__AIM OF THE TASK__
Set down every record once more, exactly as given.

__SOURCE DATA__
-------------------------
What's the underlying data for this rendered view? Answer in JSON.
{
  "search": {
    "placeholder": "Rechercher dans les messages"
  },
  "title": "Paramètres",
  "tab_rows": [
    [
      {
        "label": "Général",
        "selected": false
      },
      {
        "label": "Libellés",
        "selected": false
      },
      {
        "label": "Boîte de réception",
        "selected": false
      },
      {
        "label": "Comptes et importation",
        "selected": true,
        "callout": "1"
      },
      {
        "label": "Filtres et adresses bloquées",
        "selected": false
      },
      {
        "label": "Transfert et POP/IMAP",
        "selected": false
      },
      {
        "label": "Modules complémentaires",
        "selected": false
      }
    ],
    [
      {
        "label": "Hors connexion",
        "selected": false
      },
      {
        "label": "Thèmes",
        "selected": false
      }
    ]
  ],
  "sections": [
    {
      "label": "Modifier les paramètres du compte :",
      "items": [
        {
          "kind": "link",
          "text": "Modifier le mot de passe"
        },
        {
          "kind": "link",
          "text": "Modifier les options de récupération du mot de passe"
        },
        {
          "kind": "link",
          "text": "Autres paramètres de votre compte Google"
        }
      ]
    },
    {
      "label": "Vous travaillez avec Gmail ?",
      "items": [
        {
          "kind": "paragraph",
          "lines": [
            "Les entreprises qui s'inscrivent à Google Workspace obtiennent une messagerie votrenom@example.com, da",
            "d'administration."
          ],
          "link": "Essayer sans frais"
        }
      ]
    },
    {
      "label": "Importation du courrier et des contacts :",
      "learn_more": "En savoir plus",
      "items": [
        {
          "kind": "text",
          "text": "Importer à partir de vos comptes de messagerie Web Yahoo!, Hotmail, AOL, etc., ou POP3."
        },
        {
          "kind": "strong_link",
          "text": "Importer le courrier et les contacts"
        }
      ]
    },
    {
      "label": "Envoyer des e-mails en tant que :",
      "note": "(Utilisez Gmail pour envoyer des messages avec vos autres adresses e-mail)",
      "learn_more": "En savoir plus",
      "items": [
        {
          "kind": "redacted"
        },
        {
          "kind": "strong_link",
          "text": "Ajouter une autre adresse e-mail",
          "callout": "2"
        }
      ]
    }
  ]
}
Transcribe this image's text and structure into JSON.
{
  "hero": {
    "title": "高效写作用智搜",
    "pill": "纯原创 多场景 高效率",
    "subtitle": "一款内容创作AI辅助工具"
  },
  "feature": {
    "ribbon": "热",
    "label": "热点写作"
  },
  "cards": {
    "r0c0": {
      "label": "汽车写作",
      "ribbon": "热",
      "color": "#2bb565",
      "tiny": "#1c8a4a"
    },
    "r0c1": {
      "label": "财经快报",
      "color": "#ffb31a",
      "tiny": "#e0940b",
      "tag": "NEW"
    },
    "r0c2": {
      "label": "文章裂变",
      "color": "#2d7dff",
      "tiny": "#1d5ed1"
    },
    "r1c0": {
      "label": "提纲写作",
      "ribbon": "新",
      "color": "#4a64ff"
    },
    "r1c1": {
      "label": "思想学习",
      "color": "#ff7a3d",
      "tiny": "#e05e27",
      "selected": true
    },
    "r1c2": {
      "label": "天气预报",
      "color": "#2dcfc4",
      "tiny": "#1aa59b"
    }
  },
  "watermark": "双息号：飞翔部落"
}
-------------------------
__WRITTEN REPLY__
What's the underlying data for this rendered view? Answer in JSON.
{
  "search": {
    "placeholder": "Rechercher dans les messages"
  },
  "title": "Paramètres",
  "tab_rows": [
    [
      {
        "label": "Général",
        "selected": false
      },
      {
        "label": "Libellés",
        "selected": false
      },
      {
        "label": "Boîte de réception",
        "selected": false
      },
      {
        "label": "Comptes et importation",
        "selected": true,
        "callout": "1"
      },
      {
        "label": "Filtres et adresses bloquées",
        "selected": false
      },
      {
        "label": "Transfert et POP/IMAP",
        "selected": false
      },
      {
        "label": "Modules complémentaires",
        "selected": false
      }
    ],
    [
      {
        "label": "Hors connexion",
        "selected": false
      },
      {
        "label": "Thèmes",
        "selected": false
      }
    ]
  ],
  "sections": [
    {
      "label": "Modifier les paramètres du compte :",
      "items": [
        {
          "kind": "link",
          "text": "Modifier le mot de passe"
        },
        {
          "kind": "link",
          "text": "Modifier les options de récupération du mot de passe"
        },
        {
          "kind": "link",
          "text": "Autres paramètres de votre compte Google"
        }
      ]
    },
    {
      "label": "Vous travaillez avec Gmail ?",
      "items": [
        {
          "kind": "paragraph",
          "lines": [
            "Les entreprises qui s'inscrivent à Google Workspace obtiennent une messagerie votrenom@example.com, da",
            "d'administration."
          ],
          "link": "Essayer sans frais"
        }
      ]
    },
    {
      "label": "Importation du courrier et des contacts :",
      "learn_more": "En savoir plus",
      "items": [
        {
          "kind": "text",
          "text": "Importer à partir de vos comptes de messagerie Web Yahoo!, Hotmail, AOL, etc., ou POP3."
        },
        {
          "kind": "strong_link",
          "text": "Importer le courrier et les contacts"
        }
      ]
    },
    {
      "label": "Envoyer des e-mails en tant que :",
      "note": "(Utilisez Gmail pour envoyer des messages avec vos autres adresses e-mail)",
      "learn_more": "En savoir plus",
      "items": [
        {
          "kind": "redacted"
        },
        {
          "kind": "strong_link",
          "text": "Ajouter une autre adresse e-mail",
          "callout": "2"
        }
      ]
    }
  ]
}
Transcribe this image's text and structure into JSON.
{
  "hero": {
    "title": "高效写作用智搜",
    "pill": "纯原创 多场景 高效率",
    "subtitle": "一款内容创作AI辅助工具"
  },
  "feature": {
    "ribbon": "热",
    "label": "热点写作"
  },
  "cards": {
    "r0c0": {
      "label": "汽车写作",
      "ribbon": "热",
      "color": "#2bb565",
      "tiny": "#1c8a4a"
    },
    "r0c1": {
      "label": "财经快报",
      "color": "#ffb31a",
      "tiny": "#e0940b",
      "tag": "NEW"
    },
    "r0c2": {
      "label": "文章裂变",
      "color": "#2d7dff",
      "tiny": "#1d5ed1"
    },
    "r1c0": {
      "label": "提纲写作",
      "ribbon": "新",
      "color": "#4a64ff"
    },
    "r1c1": {
      "label": "思想学习",
      "color": "#ff7a3d",
      "tiny": "#e05e27",
      "selected": true
    },
    "r1c2": {
      "label": "天气预报",
      "color": "#2dcfc4",
      "tiny": "#1aa59b"
    }
  },
  "watermark": "双息号：飞翔部落"
}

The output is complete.